### [INFORMATION SHOWN]
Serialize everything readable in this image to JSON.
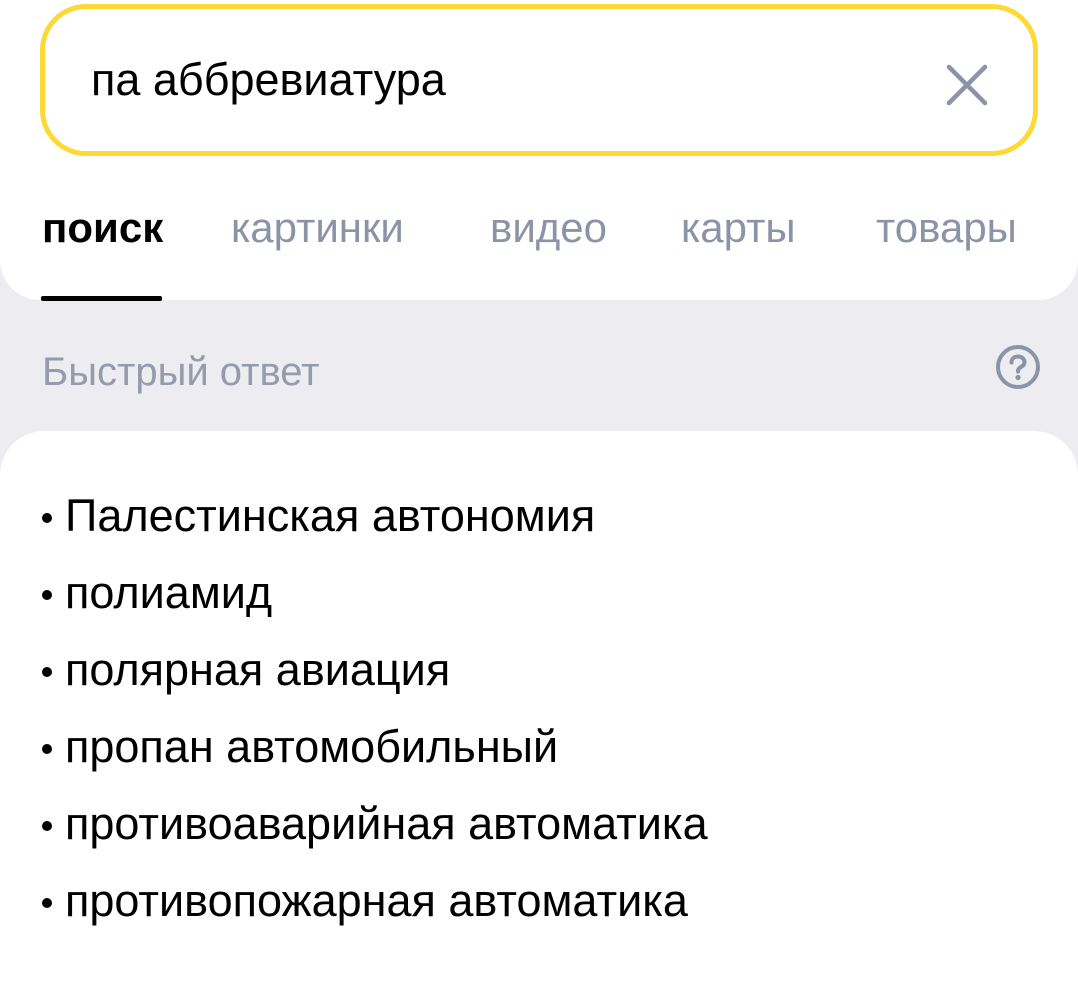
{
  "search": {
    "query": "па аббревиатура",
    "clear_icon": "close-icon"
  },
  "tabs": [
    {
      "label": "поиск",
      "active": true
    },
    {
      "label": "картинки",
      "active": false
    },
    {
      "label": "видео",
      "active": false
    },
    {
      "label": "карты",
      "active": false
    },
    {
      "label": "товары",
      "active": false
    }
  ],
  "quick_answer": {
    "header": "Быстрый ответ",
    "help_icon": "question-circle-icon",
    "items": [
      "Палестинская автономия",
      "полиамид",
      "полярная авиация",
      "пропан автомобильный",
      "противоаварийная автоматика",
      "противопожарная автоматика"
    ]
  },
  "colors": {
    "search_border": "#fcd934",
    "page_background": "#ececf1",
    "inactive_tab": "#8b93a6",
    "header_text": "#959bab"
  }
}
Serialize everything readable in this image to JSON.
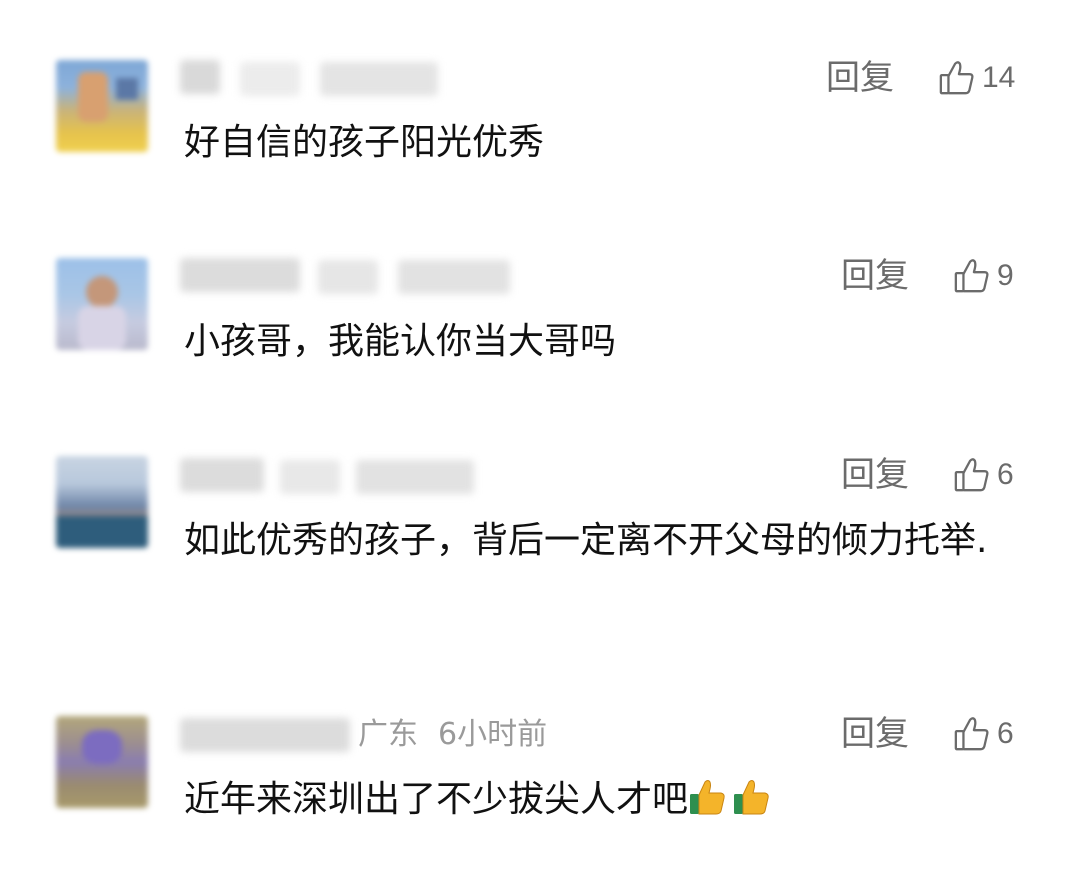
{
  "comments": [
    {
      "reply_label": "回复",
      "like_count": "14",
      "text": "好自信的孩子阳光优秀"
    },
    {
      "reply_label": "回复",
      "like_count": "9",
      "text": "小孩哥，我能认你当大哥吗"
    },
    {
      "reply_label": "回复",
      "like_count": "6",
      "text": "如此优秀的孩子，背后一定离不开父母的倾力托举."
    },
    {
      "reply_label": "回复",
      "like_count": "6",
      "location": "广东",
      "time": "6小时前",
      "text": "近年来深圳出了不少拔尖人才吧"
    }
  ],
  "icons": {
    "like": "thumbs-up-outline-icon",
    "emoji": "thumbs-up-emoji-icon"
  },
  "colors": {
    "reply": "#6b6b6b",
    "meta": "#9a9a9a",
    "text": "#111111"
  }
}
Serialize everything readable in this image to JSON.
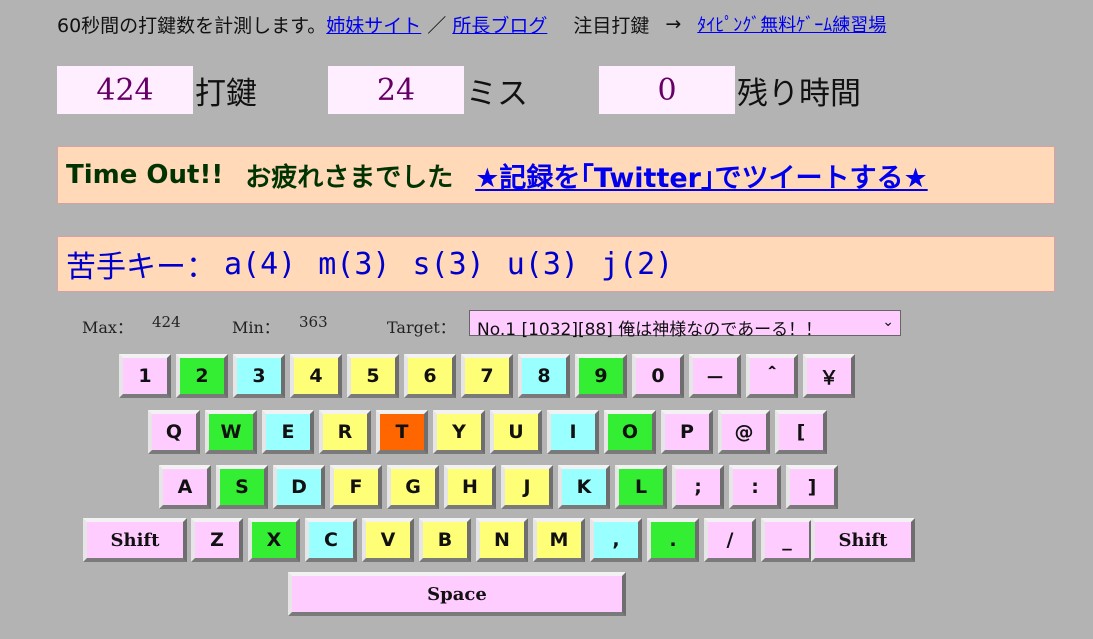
{
  "header": {
    "intro": "60秒間の打鍵数を計測します。",
    "sister_link": "姉妹サイト",
    "separator": "／",
    "blog_link": "所長ブログ",
    "featured": "注目打鍵",
    "arrow": "→",
    "game_link": "ﾀｲﾋﾟﾝｸﾞ無料ｹﾞｰﾑ練習場"
  },
  "stats": {
    "keystrokes": "424",
    "keystrokes_label": "打鍵",
    "misses": "24",
    "misses_label": "ミス",
    "remaining": "0",
    "remaining_label": "残り時間"
  },
  "result": {
    "timeout": "Time Out!!",
    "message": "お疲れさまでした",
    "tweet_link": "★記録を｢Twitter｣でツイートする★"
  },
  "weak_keys": {
    "label": "苦手キー：",
    "items": [
      "a(4)",
      "m(3)",
      "s(3)",
      "u(3)",
      "j(2)"
    ]
  },
  "metrics": {
    "max_label": "Max：",
    "max_value": "424",
    "min_label": "Min：",
    "min_value": "363",
    "target_label": "Target：",
    "target_selected": "No.1 [1032][88] 俺は神様なのであーる！！"
  },
  "keyboard": {
    "row1": [
      "1",
      "2",
      "3",
      "4",
      "5",
      "6",
      "7",
      "8",
      "9",
      "0",
      "－",
      "＾",
      "￥"
    ],
    "row2": [
      "Q",
      "W",
      "E",
      "R",
      "T",
      "Y",
      "U",
      "I",
      "O",
      "P",
      "@",
      "["
    ],
    "row3": [
      "A",
      "S",
      "D",
      "F",
      "G",
      "H",
      "J",
      "K",
      "L",
      ";",
      ":",
      "]"
    ],
    "row4": [
      "Shift",
      "Z",
      "X",
      "C",
      "V",
      "B",
      "N",
      "M",
      ",",
      ".",
      "/",
      "_",
      "Shift"
    ],
    "space": "Space"
  },
  "colors": {
    "pink": "#ffccff",
    "green": "#33ee33",
    "cyan": "#99ffff",
    "yellow": "#ffff77",
    "orange": "#ff6600"
  }
}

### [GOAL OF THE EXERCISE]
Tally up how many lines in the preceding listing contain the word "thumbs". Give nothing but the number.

### [SOLUTION BELOW]
2